became so famous that his vistage, a slightly-rumpled scientist
with unkept hair, has become an icon for science and scientists
The Theory of
Relativity was proven by observing the light of a distant
star bent by the sun's gravity. This could only be seen,
though, during a solar eclipse.
The Nazis that came to power in Germany in the 1930's
did not like Einstein because he was a Jew and a pacifist. In
1933, Einstein left Germany and accepted an invitation to join
the Institute for Advanced Study at Princeton University in New
Jersey. He moved to a comfortable house there with his wife, Elsa,
whom he had married in 1919. Elsa died in 1936, but Einstein would
continue living in Princeton until his death in 1955.
Grand Unified Theory of Everything
Einstein was responsible for the two great theories
of 20th century physics: general relativity and quantum theory.
General Relativity seems to govern the movement of large bodies
like stars and planets and, in fact, anything larger than an atom.
Quantum theory was a separate set of rules that seemed to govern
the world of particles smaller than an atom. Einstein, as well
as other physicists, dreamed of creating one theory that covered
both worlds. This quest for a unified theory would occupy Einstein
for the rest of his life and put him at odds with his scientific
colleagues throughout the world.
Despite having a major role in the founding of quantum
physics, Einstein did not feel at all comfortable with the theory.
Unlike classical physics theories, it could not precisely predict
the movement of an object (like a photon). It could only tell
where a photon might be based on probability. Quantum theory also
had many quirks that seemed to make little sense in the real world.
Even so, the theory satisfied many of Einstein's colleagues who
continued to develop it throughout the rest of the 20th century.
Einstein, however, thought that any good physics theory should
make sense and lead to definite predictions, not probabilities.
He expressed this sentiment in his famous quote, "God does not
play dice with the universe."
Einstein found himself practically alone in the
physics world in opposing quantum theory and he spent quite a
bit of time thinking up objections to it. Ironically, this strengthened
the theory as its proponents, like Neils Bohr, were forced to
think about how to refute his complaints. It is said that when
they met during a conference Einstein would raise his objections
at dinner, and Bohr would refute them the next morning at breakfast
after spending the whole night thinking about them.
chased the the Grand Unified Theory for the rest of his
life (Wikipedia Commons)
The final portion of Einstein's career was spent
chasing the Grand Unified Theory. He wasn't the only scientist
with this vision, but he was almost totally alone in approaching
it from the realm of classical physics. Sadly, he was unable to
find a resolution to the problem before his death. Almost all

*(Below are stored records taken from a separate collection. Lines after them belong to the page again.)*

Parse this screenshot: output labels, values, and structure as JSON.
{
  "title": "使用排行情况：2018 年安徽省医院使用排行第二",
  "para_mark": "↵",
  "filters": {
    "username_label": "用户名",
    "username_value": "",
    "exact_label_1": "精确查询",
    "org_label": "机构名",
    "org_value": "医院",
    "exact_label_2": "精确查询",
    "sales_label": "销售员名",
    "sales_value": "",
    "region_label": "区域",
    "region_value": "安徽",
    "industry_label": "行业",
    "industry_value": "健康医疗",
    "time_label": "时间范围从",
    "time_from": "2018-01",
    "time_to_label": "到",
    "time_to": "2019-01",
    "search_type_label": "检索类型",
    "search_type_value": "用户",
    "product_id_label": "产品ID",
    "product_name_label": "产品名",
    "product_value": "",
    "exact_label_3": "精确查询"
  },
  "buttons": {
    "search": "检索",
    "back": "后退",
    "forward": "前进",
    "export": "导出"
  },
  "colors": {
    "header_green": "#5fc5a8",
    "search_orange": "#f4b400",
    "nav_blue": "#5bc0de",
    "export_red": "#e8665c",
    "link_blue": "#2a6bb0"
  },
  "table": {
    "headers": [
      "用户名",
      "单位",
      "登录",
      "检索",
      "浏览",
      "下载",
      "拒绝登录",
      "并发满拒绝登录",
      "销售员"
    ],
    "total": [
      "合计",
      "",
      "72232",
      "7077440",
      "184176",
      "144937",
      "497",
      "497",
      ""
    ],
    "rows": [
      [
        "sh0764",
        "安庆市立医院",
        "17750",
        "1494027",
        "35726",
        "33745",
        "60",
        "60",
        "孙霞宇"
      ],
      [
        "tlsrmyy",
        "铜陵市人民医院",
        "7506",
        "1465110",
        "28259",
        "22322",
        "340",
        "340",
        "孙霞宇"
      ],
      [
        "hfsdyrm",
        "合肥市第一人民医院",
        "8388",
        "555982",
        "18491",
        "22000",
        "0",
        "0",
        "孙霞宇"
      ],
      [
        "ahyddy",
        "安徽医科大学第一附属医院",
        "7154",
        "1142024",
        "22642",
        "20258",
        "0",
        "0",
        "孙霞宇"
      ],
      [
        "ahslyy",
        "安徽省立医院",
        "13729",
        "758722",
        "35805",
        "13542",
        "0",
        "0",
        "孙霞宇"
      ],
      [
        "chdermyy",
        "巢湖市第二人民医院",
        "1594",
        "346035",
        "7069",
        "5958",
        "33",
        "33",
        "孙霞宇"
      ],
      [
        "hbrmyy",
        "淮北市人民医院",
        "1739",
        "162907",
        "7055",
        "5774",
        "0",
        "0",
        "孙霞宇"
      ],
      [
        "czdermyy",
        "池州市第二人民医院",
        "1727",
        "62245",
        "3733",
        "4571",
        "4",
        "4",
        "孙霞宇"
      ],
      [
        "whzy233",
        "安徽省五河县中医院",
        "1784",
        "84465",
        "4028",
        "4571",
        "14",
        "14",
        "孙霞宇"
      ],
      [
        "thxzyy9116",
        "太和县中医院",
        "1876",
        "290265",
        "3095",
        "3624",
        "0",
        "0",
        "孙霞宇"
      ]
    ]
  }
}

other physicists thought that any future Grand Unified Theory
would have quantum physics subsuming general relativity, not the
other way round. In fact, the leading contender as a Grand Unified
Theory of physics today is string theory which comes from quantum
So was Einstein's final quest in vain? Perhaps not.
Some physicists, such as Gerad't Hooft of the University of Utrecht
in the Netherlands, have recently been reviewing his work and
wondering if perhaps he was right after all. Is it possible that
there is a classical physics theory hidden behind Quantum Theory?
We may not know for sure until another genius like Einstein, comes
along and shows us the way.
to Part One
Einstein: A Life, by Dennis Brain, John
Wiley & Sons, 1996.
Einstein: Decoding the Universe, Harry
N. Abrams, Inc. Publishers, 2001.
Einstein's Gift for Simplicity, Thomas
Levenson, Discover, September, 2004.
Was Einstein Right?, George Musser, Scientific
American, September, 2004.
Copyright Lee Krystek
2004. All Rights Reserved.